During last week’s virtual Mayors’ Council meeting, Geoff Cross, vice-president of transportation planning and policy at TransLink, said the portion of the revenue gap as a result of free bus rides is not as large as some people might think.
He said many bus riders are still paying for their fares at some point along their multi-modal journey, as they are also using services like SkyTrain and SeaBus where fare enforcement is still in practice.
Others already have a monthly pass or the provincial government’s subsidized annual BC Pass for the elderly and individuals with disabilities.
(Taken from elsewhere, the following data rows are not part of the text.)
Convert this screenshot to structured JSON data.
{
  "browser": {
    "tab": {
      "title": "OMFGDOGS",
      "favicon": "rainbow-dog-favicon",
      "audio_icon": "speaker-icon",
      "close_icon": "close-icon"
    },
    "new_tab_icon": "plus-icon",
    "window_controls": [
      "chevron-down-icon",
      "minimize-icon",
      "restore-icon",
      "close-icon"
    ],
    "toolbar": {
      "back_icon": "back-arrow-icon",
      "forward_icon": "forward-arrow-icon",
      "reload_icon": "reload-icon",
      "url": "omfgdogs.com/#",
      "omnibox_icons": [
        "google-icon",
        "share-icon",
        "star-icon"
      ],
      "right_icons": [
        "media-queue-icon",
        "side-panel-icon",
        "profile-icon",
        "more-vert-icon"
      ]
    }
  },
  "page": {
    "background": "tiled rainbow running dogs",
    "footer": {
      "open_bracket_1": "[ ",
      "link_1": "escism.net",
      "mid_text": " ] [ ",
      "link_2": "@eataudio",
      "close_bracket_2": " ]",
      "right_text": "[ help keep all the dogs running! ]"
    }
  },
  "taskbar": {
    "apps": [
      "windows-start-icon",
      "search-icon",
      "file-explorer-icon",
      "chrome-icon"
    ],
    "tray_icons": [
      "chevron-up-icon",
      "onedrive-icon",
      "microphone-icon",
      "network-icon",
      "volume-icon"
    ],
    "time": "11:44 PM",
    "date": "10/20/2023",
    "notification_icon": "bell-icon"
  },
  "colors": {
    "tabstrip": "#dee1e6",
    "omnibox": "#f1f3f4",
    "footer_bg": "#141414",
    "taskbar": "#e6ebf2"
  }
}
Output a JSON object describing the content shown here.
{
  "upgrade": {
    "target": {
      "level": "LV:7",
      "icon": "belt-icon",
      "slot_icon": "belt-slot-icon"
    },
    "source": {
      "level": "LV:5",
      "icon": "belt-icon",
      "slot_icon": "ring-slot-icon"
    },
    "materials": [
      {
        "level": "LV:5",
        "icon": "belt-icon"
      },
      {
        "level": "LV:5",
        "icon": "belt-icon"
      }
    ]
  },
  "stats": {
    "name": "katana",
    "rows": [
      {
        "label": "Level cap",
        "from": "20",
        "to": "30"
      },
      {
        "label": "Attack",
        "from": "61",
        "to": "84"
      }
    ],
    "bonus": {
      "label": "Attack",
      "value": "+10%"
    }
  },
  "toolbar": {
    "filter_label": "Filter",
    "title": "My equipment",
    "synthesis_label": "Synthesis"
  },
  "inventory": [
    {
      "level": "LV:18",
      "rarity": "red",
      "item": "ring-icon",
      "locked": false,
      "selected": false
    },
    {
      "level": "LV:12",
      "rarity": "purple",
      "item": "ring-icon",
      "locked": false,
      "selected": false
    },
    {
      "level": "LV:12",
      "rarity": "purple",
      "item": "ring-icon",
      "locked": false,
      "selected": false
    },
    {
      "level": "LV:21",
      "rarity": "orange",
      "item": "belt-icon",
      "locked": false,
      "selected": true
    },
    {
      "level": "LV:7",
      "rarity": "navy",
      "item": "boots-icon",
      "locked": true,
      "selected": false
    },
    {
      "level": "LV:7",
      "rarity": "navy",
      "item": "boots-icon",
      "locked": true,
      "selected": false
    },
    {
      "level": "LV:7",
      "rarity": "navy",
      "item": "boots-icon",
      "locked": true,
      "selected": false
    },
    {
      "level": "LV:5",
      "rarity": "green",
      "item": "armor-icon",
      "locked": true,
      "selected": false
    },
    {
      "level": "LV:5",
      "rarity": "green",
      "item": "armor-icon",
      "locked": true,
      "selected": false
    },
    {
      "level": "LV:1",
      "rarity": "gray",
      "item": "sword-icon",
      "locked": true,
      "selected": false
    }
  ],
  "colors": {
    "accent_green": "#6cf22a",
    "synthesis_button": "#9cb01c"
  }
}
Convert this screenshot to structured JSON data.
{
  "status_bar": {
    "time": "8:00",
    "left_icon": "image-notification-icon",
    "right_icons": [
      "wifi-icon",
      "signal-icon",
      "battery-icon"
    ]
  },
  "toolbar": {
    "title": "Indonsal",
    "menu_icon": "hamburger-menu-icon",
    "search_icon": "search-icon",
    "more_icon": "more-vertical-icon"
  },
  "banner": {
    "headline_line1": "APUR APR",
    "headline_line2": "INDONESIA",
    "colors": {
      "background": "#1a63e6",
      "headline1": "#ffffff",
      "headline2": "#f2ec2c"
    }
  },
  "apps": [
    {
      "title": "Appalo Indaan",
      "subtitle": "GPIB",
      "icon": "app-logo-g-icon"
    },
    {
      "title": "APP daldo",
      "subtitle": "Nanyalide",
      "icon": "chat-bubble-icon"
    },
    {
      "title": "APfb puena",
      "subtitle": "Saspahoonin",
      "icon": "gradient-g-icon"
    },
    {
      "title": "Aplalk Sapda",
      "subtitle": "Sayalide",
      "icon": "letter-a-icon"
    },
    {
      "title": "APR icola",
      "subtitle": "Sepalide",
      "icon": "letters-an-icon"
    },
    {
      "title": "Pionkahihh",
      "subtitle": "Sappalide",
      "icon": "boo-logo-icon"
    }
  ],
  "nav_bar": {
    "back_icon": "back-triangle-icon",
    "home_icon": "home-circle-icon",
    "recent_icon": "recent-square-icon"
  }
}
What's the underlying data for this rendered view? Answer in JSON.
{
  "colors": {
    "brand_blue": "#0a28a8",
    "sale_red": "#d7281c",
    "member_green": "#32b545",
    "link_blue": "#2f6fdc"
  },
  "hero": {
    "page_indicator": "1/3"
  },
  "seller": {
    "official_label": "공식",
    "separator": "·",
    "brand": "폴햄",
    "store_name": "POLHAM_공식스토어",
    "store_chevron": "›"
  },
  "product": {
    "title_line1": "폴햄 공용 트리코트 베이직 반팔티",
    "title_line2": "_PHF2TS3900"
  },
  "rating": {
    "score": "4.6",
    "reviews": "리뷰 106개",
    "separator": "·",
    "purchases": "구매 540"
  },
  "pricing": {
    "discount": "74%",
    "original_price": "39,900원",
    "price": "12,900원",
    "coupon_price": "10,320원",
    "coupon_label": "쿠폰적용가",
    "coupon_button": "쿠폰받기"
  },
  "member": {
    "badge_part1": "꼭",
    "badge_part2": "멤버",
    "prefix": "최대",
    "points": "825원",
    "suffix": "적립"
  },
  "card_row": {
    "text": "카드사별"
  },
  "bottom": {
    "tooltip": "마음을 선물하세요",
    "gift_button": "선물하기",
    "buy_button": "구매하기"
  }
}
He also suggested many of the remaining 75,000 people who still use public transit every day were already regular riders prior to the pandemic. Based on a recent TransLink survey, eight in 10 of these riders are making essential trips, four in 10 are essential workers, and one in 10 are current users who do not have any options to get to and from work.
With these considerations, and given that bus ridership is currently under 20% of normal levels, the impact from reinstating fares on buses is low.
The far larger fiscal problem when it comes to buses likely relates to the altered operational measures to allow for onboard physical distancing. “Full” buses are running almost empty with the currently permissible bus capacities — 50% seating capacity and a ban on standing capacity. Operating costs are exceptionally high due to this physical distancing capacity and the need to run more buses to make up for the lost capacity and reduce pass-ups.
But with some form of physical distancing expected to continue through 2021, until a vaccine for COVID-19 is ready, free fares on the bus system is not a practical long-term solution during the pandemic and recovery phase.
TransLink CEO Kevin Desmond says Coast Mountain Bus Company is working with the labour union and keeping its eyes on other public transit systems around the world for the best practices of safely allowing front door operations and the reinstatement of fare collection.
“We’re looking at what tools we could put in place to basically reopen the front door of the bus, and that allows us at that point to resume fare collections on the bus,” he said.
“The key is to make sure we protect the health and safety of our bus operators, and that is a key concern of ours and the labour union.”
Early on in the crisis, TransLink increased the pace of the installation of bus driver shields as a health safety measure that helps protect drivers from respiratory droplets.
These shields, originally designed to protect drivers from physical assaults, became a design standard for TransLink beginning in 2017, with all new buses arriving with their shields already installed. On the existing buses, prior to the pandemic, gradual work was being performed to install shields on older vehicles.
Currently, TransLink is on track to see a revenue shortfall of up to $680 million for 2020 and $885 million for 2021. The full fiscal impact stretching over several years could be up to $3.25 billion, more than the cost of the full SkyTrain extension to Langley.